The goal of every personal injury lawsuit is to obtain a fair recovery for a client. A common question that arises at the beginning of a lawsuit is, “How much could I reasonably expect to receive if I win?” The answer can sometimes be a complicated one, but there are certain damages caps in place that restrict the amount that a plaintiff can conceivably get from specific types of cases.
For several types of cases, those caps have been at the same level for the last 10 years. But, just recently, Colorado Senate Bill 109 (SB-109) was signed into law. This bill provides an increase in the damages caps that apply in certain personal injury cases, and makes regular adjustments to those caps based on inflation. Let’s take a look at the details and what this will mean for these particular lawsuits going forward.
Types of Cases That Are Affected
The new law increases damage caps for the following types of cases or claims:
- Non-Economic Loss or Injury
- Wrongful Death
- Dram Shop (over-serving alcohol) Cases.
Amount of the Cap Increase
The amount of the cap increases will go into effect on January 1st, 2020. As the current law stands now, the limit for non-economic damages in personal injury or wrongful death cases is $468,000 for standard cases and $936,000 for cases that are determined to be “extreme.” These new cap on non-economic damages in standard personal injury and wrongful death cases is estimated to increase to $584,210 in January 2020.
For solatium claims, which is a specific type of claim within Colorado’s Wrongful Death Act, the new amount that a plaintiff can recover after January 2020 is anticipated to increase to $108,840.
Damages that can be obtained in Dram Shop cases, are anticipated to rise to $350,000 in January, 2020. The current cap is only $150,000.
The even better news is the fact that these caps will increase per inflation every two years afterward.
No Increase to Medical Malpractice Amounts
One notable exception to SB-109 was medical malpractice cases.

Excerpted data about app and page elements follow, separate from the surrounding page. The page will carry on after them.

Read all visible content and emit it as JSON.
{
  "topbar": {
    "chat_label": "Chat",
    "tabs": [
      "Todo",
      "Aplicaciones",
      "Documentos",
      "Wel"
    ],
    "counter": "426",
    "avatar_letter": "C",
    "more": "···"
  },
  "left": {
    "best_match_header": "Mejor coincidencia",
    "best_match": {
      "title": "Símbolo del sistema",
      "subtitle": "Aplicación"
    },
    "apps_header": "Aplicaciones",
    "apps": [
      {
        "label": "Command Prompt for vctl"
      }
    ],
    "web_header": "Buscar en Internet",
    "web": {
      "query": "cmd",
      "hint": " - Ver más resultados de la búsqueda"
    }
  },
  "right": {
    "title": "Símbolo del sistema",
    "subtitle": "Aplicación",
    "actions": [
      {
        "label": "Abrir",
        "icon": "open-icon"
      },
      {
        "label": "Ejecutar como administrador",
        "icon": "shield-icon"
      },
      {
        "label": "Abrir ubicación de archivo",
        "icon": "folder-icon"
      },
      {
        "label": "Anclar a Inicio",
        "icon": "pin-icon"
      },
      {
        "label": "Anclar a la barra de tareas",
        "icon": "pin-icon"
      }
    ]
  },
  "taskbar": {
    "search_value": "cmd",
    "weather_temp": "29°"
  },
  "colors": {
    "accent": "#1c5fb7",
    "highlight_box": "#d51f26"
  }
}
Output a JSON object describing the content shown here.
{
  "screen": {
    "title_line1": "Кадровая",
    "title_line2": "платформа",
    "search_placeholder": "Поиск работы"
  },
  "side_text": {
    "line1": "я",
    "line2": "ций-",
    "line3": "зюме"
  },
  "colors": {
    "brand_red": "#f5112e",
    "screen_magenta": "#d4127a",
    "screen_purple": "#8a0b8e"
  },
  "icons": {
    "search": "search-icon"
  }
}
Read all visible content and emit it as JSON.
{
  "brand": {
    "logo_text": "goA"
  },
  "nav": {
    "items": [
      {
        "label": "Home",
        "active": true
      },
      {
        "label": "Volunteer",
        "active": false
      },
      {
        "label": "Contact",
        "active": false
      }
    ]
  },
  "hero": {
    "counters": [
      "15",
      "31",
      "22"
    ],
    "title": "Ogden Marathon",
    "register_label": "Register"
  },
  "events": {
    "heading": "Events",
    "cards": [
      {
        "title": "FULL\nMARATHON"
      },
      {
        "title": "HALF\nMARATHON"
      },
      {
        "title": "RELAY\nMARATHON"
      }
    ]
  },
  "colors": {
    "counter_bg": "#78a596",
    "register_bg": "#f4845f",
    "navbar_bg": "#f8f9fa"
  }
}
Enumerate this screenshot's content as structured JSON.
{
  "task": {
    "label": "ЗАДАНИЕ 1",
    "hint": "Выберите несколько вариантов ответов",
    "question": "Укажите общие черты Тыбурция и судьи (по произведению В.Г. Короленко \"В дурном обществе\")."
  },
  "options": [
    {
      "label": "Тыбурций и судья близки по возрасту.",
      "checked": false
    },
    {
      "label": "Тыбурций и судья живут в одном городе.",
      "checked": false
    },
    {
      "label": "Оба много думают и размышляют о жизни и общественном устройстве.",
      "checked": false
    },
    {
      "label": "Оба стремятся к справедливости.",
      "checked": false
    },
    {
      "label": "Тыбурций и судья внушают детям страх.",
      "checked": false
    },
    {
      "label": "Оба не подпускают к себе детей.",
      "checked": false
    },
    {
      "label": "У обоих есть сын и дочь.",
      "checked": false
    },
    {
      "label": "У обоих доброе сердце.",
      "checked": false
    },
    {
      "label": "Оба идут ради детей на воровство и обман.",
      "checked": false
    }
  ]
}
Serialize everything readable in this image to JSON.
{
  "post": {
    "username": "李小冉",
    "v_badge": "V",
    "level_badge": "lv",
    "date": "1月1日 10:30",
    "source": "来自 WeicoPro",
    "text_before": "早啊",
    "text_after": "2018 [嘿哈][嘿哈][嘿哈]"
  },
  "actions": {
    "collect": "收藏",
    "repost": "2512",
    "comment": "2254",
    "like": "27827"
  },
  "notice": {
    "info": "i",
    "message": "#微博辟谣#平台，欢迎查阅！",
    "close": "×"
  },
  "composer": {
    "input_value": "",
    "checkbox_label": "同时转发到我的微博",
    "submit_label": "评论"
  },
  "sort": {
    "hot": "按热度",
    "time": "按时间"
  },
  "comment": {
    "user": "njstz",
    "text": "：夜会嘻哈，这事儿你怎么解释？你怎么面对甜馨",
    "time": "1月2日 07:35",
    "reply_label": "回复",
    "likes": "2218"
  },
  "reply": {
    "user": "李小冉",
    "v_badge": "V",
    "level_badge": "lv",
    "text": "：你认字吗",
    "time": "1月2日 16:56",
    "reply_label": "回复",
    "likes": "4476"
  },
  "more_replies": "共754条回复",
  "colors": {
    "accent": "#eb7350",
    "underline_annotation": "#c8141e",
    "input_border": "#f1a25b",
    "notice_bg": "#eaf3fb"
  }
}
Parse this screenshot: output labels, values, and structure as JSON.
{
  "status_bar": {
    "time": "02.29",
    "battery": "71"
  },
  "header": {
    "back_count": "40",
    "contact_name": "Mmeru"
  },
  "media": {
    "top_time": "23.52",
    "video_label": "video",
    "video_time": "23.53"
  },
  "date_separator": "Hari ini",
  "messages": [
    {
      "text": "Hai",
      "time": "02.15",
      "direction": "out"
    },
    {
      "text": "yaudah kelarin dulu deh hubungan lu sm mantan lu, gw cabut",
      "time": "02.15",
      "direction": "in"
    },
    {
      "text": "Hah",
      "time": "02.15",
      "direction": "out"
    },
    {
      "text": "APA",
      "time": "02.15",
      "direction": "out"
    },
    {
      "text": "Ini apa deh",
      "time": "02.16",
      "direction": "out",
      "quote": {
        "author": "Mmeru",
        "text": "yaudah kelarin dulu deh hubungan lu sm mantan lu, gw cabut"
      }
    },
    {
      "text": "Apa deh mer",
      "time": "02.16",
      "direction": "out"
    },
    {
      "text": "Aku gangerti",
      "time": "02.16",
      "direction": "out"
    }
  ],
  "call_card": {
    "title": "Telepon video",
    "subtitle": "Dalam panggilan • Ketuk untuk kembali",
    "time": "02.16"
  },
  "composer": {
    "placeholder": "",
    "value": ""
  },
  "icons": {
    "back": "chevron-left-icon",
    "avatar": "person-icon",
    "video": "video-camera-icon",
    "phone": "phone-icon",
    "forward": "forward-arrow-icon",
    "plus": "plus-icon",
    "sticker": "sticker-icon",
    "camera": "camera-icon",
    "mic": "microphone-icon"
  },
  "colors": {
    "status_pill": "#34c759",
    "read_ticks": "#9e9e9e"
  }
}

The cap for these types of cases currently stands at $300,000 for non-economic damages (pain and suffering, for instance) and $1 million for all damages, in most cases. An increase in the damage caps for medical malpractice cases was left off the table (out of the bill) because it’s an extremely hot-button topic and it was surmised that its inclusion would make the bill’s passage into law more difficult.
Remedying Ten Years of Stagnation
The change in the law was necessary to remedy ten years of stagnant damage caps for the cases it applies to. For the past decade, caps to the cases covered by the bill have stayed the same, despite increases in the overall costs of living
How Your Personal Injury Case Will Be Affected
An experienced attorney should handle any personal injury or wrongful death case that you’re involved with. While the amount of money that you may receive for your case is rarely known at the onset of a case, the increase in damage caps that will take effect next year, thanks to SB-109, allows seriously injured victims to be more fully compensated for their injuries.
If you’ve suffered any type of personal injury, it’s best that you don’t hesitate to seek legal representation. Give the attorneys at Mintz Law Firm a call right away for a free consultation.